DATA:
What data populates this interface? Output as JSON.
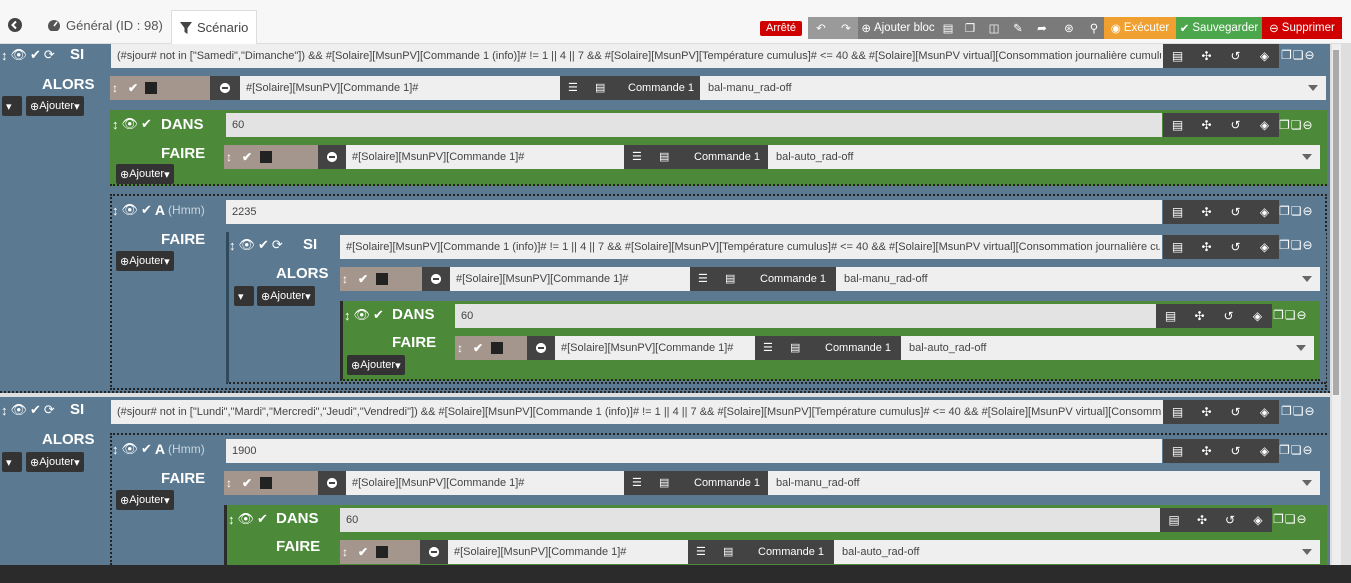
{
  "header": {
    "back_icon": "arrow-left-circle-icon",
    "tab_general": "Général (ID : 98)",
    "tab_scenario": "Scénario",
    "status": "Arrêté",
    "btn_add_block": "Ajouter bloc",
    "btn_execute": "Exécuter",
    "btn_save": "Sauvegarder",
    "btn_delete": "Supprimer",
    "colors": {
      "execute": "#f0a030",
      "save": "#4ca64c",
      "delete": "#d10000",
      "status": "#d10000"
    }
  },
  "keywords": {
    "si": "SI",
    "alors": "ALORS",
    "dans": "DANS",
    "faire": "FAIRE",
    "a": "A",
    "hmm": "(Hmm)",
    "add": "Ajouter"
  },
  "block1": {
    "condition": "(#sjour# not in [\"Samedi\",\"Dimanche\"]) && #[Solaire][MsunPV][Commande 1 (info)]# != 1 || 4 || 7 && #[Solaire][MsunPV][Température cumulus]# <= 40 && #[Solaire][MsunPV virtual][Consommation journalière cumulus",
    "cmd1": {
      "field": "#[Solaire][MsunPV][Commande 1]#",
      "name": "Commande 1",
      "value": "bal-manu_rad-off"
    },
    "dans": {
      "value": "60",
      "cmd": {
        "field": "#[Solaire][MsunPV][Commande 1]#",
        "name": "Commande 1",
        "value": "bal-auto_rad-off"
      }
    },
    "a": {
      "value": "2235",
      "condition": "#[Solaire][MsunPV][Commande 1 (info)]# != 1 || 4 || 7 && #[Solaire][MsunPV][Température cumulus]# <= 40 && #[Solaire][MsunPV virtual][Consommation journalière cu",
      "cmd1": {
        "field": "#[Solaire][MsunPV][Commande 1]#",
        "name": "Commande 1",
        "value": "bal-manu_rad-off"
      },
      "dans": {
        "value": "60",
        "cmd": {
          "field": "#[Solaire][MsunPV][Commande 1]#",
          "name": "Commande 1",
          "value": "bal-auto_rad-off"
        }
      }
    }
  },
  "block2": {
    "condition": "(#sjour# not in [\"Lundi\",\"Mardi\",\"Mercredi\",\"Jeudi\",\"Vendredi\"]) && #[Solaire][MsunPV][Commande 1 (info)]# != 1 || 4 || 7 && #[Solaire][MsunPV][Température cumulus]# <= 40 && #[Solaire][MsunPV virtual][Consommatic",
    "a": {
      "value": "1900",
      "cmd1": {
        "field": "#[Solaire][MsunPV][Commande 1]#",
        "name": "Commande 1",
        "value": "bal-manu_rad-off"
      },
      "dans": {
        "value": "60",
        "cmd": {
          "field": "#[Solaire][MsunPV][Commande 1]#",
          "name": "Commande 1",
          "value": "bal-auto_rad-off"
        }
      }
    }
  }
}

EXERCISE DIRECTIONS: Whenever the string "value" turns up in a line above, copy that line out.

TASK SOLUTION:
      "value": "bal-manu_rad-off"
      "value": "60",
        "value": "bal-auto_rad-off"
      "value": "2235",
        "value": "bal-manu_rad-off"
        "value": "60",
          "value": "bal-auto_rad-off"
      "value": "1900",
        "value": "bal-manu_rad-off"
        "value": "60",
          "value": "bal-auto_rad-off"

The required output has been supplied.